▸ Dataset rows describing interfaces:
+---+
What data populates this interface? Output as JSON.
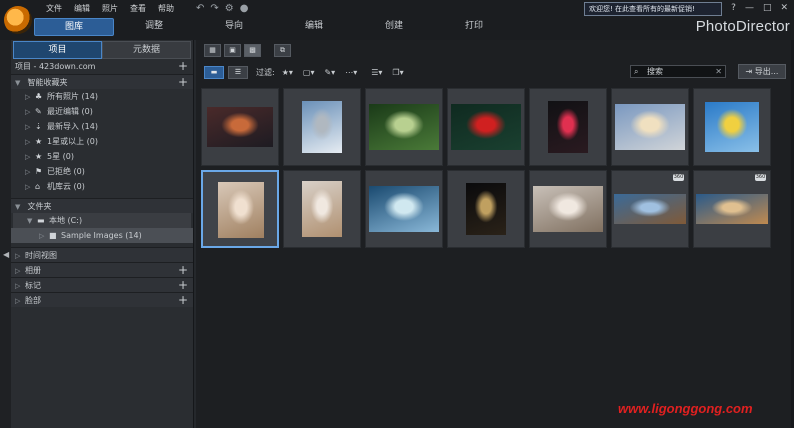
{
  "app": {
    "brand": "PhotoDirector",
    "menu": [
      "文件",
      "编辑",
      "照片",
      "查看",
      "帮助"
    ],
    "toolbar_icons": [
      "↶",
      "↷",
      "⚙",
      "●"
    ],
    "notice": "欢迎您! 在此查看所有的最新促销!",
    "window_controls": [
      "?",
      "—",
      "□",
      "✕"
    ],
    "mode_tabs": [
      "图库",
      "调整",
      "导向",
      "编辑",
      "创建",
      "打印"
    ]
  },
  "left": {
    "tabs": [
      "项目",
      "元数据"
    ],
    "project_label": "项目 - 423down.com",
    "smart_collections": {
      "title": "智能收藏夹",
      "items": [
        {
          "icon": "♣",
          "label": "所有照片 (14)"
        },
        {
          "icon": "✎",
          "label": "最近编辑 (0)"
        },
        {
          "icon": "⇣",
          "label": "最新导入 (14)"
        },
        {
          "icon": "★",
          "label": "1星或以上 (0)"
        },
        {
          "icon": "★",
          "label": "5星 (0)"
        },
        {
          "icon": "⚑",
          "label": "已拒绝 (0)"
        },
        {
          "icon": "⌂",
          "label": "机库云 (0)"
        }
      ]
    },
    "folders": {
      "title": "文件夹",
      "drive": "本地 (C:)",
      "folder": "Sample Images (14)"
    },
    "sections": [
      "时间视图",
      "相册",
      "标记",
      "脸部"
    ]
  },
  "main": {
    "filter_label": "过滤:",
    "filter_icons": [
      "★▾",
      "▢▾",
      "✎▾",
      "⋯▾"
    ],
    "sort_icon": "☰▾",
    "stack_icon": "❐▾",
    "search_placeholder": "搜索",
    "export_label": "导出..."
  },
  "thumbs": [
    {
      "colors": [
        "#4a2a2a",
        "#1d1b22"
      ],
      "accent": "#c86a3a",
      "w": 66,
      "h": 40
    },
    {
      "colors": [
        "#6a90b8",
        "#e6ecf2"
      ],
      "accent": "#b0b8c0",
      "w": 40,
      "h": 52
    },
    {
      "colors": [
        "#1a3a18",
        "#4a7a38"
      ],
      "accent": "#b8d090",
      "w": 70,
      "h": 46
    },
    {
      "colors": [
        "#0f2a20",
        "#1a4030"
      ],
      "accent": "#d02020",
      "w": 70,
      "h": 46
    },
    {
      "colors": [
        "#111114",
        "#2a1a20"
      ],
      "accent": "#e03050",
      "w": 40,
      "h": 52
    },
    {
      "colors": [
        "#7a98c0",
        "#d0d4d8"
      ],
      "accent": "#f0e0c0",
      "w": 70,
      "h": 46
    },
    {
      "colors": [
        "#2a7ac8",
        "#8ac0e8"
      ],
      "accent": "#f0d040",
      "w": 54,
      "h": 50
    },
    {
      "colors": [
        "#d8c8b8",
        "#a08060"
      ],
      "accent": "#f0e0d0",
      "w": 46,
      "h": 56
    },
    {
      "colors": [
        "#d8d0c8",
        "#b09070"
      ],
      "accent": "#f0e8e0",
      "w": 40,
      "h": 56
    },
    {
      "colors": [
        "#1a4a70",
        "#8ab8d8"
      ],
      "accent": "#d0e8f0",
      "w": 70,
      "h": 46
    },
    {
      "colors": [
        "#0a0a0c",
        "#2a2218"
      ],
      "accent": "#c0a060",
      "w": 40,
      "h": 52
    },
    {
      "colors": [
        "#c8c0b8",
        "#807060"
      ],
      "accent": "#f0e8e0",
      "w": 70,
      "h": 46
    },
    {
      "colors": [
        "#3a6a98",
        "#805a38"
      ],
      "accent": "#a0c0e0",
      "w": 72,
      "h": 30,
      "badge": "360"
    },
    {
      "colors": [
        "#2a5a8a",
        "#c08a50"
      ],
      "accent": "#e0c090",
      "w": 72,
      "h": 30,
      "badge": "360"
    }
  ],
  "watermark": "www.ligonggong.com"
}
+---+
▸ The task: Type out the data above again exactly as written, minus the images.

▸ Task response:
What data populates this interface? Output as JSON.
{
  "app": {
    "brand": "PhotoDirector",
    "menu": [
      "文件",
      "编辑",
      "照片",
      "查看",
      "帮助"
    ],
    "toolbar_icons": [
      "↶",
      "↷",
      "⚙",
      "●"
    ],
    "notice": "欢迎您! 在此查看所有的最新促销!",
    "window_controls": [
      "?",
      "—",
      "□",
      "✕"
    ],
    "mode_tabs": [
      "图库",
      "调整",
      "导向",
      "编辑",
      "创建",
      "打印"
    ]
  },
  "left": {
    "tabs": [
      "项目",
      "元数据"
    ],
    "project_label": "项目 - 423down.com",
    "smart_collections": {
      "title": "智能收藏夹",
      "items": [
        {
          "icon": "♣",
          "label": "所有照片 (14)"
        },
        {
          "icon": "✎",
          "label": "最近编辑 (0)"
        },
        {
          "icon": "⇣",
          "label": "最新导入 (14)"
        },
        {
          "icon": "★",
          "label": "1星或以上 (0)"
        },
        {
          "icon": "★",
          "label": "5星 (0)"
        },
        {
          "icon": "⚑",
          "label": "已拒绝 (0)"
        },
        {
          "icon": "⌂",
          "label": "机库云 (0)"
        }
      ]
    },
    "folders": {
      "title": "文件夹",
      "drive": "本地 (C:)",
      "folder": "Sample Images (14)"
    },
    "sections": [
      "时间视图",
      "相册",
      "标记",
      "脸部"
    ]
  },
  "main": {
    "filter_label": "过滤:",
    "filter_icons": [
      "★▾",
      "▢▾",
      "✎▾",
      "⋯▾"
    ],
    "sort_icon": "☰▾",
    "stack_icon": "❐▾",
    "search_placeholder": "搜索",
    "export_label": "导出..."
  },
  "thumbs": [
    {
      "colors": [
        "#4a2a2a",
        "#1d1b22"
      ],
      "accent": "#c86a3a",
      "w": 66,
      "h": 40
    },
    {
      "colors": [
        "#6a90b8",
        "#e6ecf2"
      ],
      "accent": "#b0b8c0",
      "w": 40,
      "h": 52
    },
    {
      "colors": [
        "#1a3a18",
        "#4a7a38"
      ],
      "accent": "#b8d090",
      "w": 70,
      "h": 46
    },
    {
      "colors": [
        "#0f2a20",
        "#1a4030"
      ],
      "accent": "#d02020",
      "w": 70,
      "h": 46
    },
    {
      "colors": [
        "#111114",
        "#2a1a20"
      ],
      "accent": "#e03050",
      "w": 40,
      "h": 52
    },
    {
      "colors": [
        "#7a98c0",
        "#d0d4d8"
      ],
      "accent": "#f0e0c0",
      "w": 70,
      "h": 46
    },
    {
      "colors": [
        "#2a7ac8",
        "#8ac0e8"
      ],
      "accent": "#f0d040",
      "w": 54,
      "h": 50
    },
    {
      "colors": [
        "#d8c8b8",
        "#a08060"
      ],
      "accent": "#f0e0d0",
      "w": 46,
      "h": 56
    },
    {
      "colors": [
        "#d8d0c8",
        "#b09070"
      ],
      "accent": "#f0e8e0",
      "w": 40,
      "h": 56
    },
    {
      "colors": [
        "#1a4a70",
        "#8ab8d8"
      ],
      "accent": "#d0e8f0",
      "w": 70,
      "h": 46
    },
    {
      "colors": [
        "#0a0a0c",
        "#2a2218"
      ],
      "accent": "#c0a060",
      "w": 40,
      "h": 52
    },
    {
      "colors": [
        "#c8c0b8",
        "#807060"
      ],
      "accent": "#f0e8e0",
      "w": 70,
      "h": 46
    },
    {
      "colors": [
        "#3a6a98",
        "#805a38"
      ],
      "accent": "#a0c0e0",
      "w": 72,
      "h": 30,
      "badge": "360"
    },
    {
      "colors": [
        "#2a5a8a",
        "#c08a50"
      ],
      "accent": "#e0c090",
      "w": 72,
      "h": 30,
      "badge": "360"
    }
  ],
  "watermark": "www.ligonggong.com"
}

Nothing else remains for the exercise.